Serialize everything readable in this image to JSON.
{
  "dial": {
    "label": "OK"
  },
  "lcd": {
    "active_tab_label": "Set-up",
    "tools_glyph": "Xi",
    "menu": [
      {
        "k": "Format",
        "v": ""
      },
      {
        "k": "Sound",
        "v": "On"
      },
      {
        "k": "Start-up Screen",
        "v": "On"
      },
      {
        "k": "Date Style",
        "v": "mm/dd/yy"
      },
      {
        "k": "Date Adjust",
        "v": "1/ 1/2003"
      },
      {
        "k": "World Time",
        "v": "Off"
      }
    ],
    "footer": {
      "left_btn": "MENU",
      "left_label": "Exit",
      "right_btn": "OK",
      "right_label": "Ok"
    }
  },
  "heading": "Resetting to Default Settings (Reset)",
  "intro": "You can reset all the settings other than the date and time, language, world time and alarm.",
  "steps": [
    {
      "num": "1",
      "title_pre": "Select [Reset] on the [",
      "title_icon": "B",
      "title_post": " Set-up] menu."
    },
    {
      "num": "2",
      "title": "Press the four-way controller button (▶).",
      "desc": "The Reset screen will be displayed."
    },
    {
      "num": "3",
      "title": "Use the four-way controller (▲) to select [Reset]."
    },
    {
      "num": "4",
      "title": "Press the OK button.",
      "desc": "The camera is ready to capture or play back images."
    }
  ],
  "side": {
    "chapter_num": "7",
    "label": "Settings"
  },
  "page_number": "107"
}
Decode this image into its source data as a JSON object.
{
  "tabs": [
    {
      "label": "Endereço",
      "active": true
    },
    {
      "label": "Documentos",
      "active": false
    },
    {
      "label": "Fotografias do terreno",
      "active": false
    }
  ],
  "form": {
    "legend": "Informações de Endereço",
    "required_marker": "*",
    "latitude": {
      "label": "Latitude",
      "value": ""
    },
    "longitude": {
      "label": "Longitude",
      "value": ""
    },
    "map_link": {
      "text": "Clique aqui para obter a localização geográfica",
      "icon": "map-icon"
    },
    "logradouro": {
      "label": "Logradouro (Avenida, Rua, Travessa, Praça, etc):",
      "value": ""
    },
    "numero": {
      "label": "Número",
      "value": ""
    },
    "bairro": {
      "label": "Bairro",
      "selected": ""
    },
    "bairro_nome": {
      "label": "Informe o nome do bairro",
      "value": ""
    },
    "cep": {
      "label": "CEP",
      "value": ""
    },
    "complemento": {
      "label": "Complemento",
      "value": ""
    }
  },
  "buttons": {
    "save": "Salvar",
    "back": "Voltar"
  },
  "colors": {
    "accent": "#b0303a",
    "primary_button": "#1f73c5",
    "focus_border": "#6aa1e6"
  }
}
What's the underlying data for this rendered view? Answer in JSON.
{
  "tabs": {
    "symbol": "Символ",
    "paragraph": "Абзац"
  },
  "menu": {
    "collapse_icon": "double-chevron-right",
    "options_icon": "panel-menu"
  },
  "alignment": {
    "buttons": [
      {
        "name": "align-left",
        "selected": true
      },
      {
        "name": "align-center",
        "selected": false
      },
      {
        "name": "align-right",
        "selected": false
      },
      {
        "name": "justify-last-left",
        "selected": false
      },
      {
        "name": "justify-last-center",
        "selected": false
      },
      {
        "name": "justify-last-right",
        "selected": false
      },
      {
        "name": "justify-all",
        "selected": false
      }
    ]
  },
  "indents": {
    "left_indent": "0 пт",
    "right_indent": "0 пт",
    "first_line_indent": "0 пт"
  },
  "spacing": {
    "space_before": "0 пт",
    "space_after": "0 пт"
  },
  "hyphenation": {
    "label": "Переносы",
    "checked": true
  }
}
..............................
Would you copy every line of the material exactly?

▸ **Answer to this problem**:
Serialize everything readable in this image to JSON.
{
  "dial": {
    "label": "OK"
  },
  "lcd": {
    "active_tab_label": "Set-up",
    "tools_glyph": "Xi",
    "menu": [
      {
        "k": "Format",
        "v": ""
      },
      {
        "k": "Sound",
        "v": "On"
      },
      {
        "k": "Start-up Screen",
        "v": "On"
      },
      {
        "k": "Date Style",
        "v": "mm/dd/yy"
      },
      {
        "k": "Date Adjust",
        "v": "1/ 1/2003"
      },
      {
        "k": "World Time",
        "v": "Off"
      }
    ],
    "footer": {
      "left_btn": "MENU",
      "left_label": "Exit",
      "right_btn": "OK",
      "right_label": "Ok"
    }
  },
  "heading": "Resetting to Default Settings (Reset)",
  "intro": "You can reset all the settings other than the date and time, language, world time and alarm.",
  "steps": [
    {
      "num": "1",
      "title_pre": "Select [Reset] on the [",
      "title_icon": "B",
      "title_post": " Set-up] menu."
    },
    {
      "num": "2",
      "title": "Press the four-way controller button (▶).",
      "desc": "The Reset screen will be displayed."
    },
    {
      "num": "3",
      "title": "Use the four-way controller (▲) to select [Reset]."
    },
    {
      "num": "4",
      "title": "Press the OK button.",
      "desc": "The camera is ready to capture or play back images."
    }
  ],
  "side": {
    "chapter_num": "7",
    "label": "Settings"
  },
  "page_number": "107"
}
Decode this image into its source data as a JSON object.
{
  "tabs": [
    {
      "label": "Endereço",
      "active": true
    },
    {
      "label": "Documentos",
      "active": false
    },
    {
      "label": "Fotografias do terreno",
      "active": false
    }
  ],
  "form": {
    "legend": "Informações de Endereço",
    "required_marker": "*",
    "latitude": {
      "label": "Latitude",
      "value": ""
    },
    "longitude": {
      "label": "Longitude",
      "value": ""
    },
    "map_link": {
      "text": "Clique aqui para obter a localização geográfica",
      "icon": "map-icon"
    },
    "logradouro": {
      "label": "Logradouro (Avenida, Rua, Travessa, Praça, etc):",
      "value": ""
    },
    "numero": {
      "label": "Número",
      "value": ""
    },
    "bairro": {
      "label": "Bairro",
      "selected": ""
    },
    "bairro_nome": {
      "label": "Informe o nome do bairro",
      "value": ""
    },
    "cep": {
      "label": "CEP",
      "value": ""
    },
    "complemento": {
      "label": "Complemento",
      "value": ""
    }
  },
  "buttons": {
    "save": "Salvar",
    "back": "Voltar"
  },
  "colors": {
    "accent": "#b0303a",
    "primary_button": "#1f73c5",
    "focus_border": "#6aa1e6"
  }
}
What's the underlying data for this rendered view? Answer in JSON.
{
  "tabs": {
    "symbol": "Символ",
    "paragraph": "Абзац"
  },
  "menu": {
    "collapse_icon": "double-chevron-right",
    "options_icon": "panel-menu"
  },
  "alignment": {
    "buttons": [
      {
        "name": "align-left",
        "selected": true
      },
      {
        "name": "align-center",
        "selected": false
      },
      {
        "name": "align-right",
        "selected": false
      },
      {
        "name": "justify-last-left",
        "selected": false
      },
      {
        "name": "justify-last-center",
        "selected": false
      },
      {
        "name": "justify-last-right",
        "selected": false
      },
      {
        "name": "justify-all",
        "selected": false
      }
    ]
  },
  "indents": {
    "left_indent": "0 пт",
    "right_indent": "0 пт",
    "first_line_indent": "0 пт"
  },
  "spacing": {
    "space_before": "0 пт",
    "space_after": "0 пт"
  },
  "hyphenation": {
    "label": "Переносы",
    "checked": true
  }
}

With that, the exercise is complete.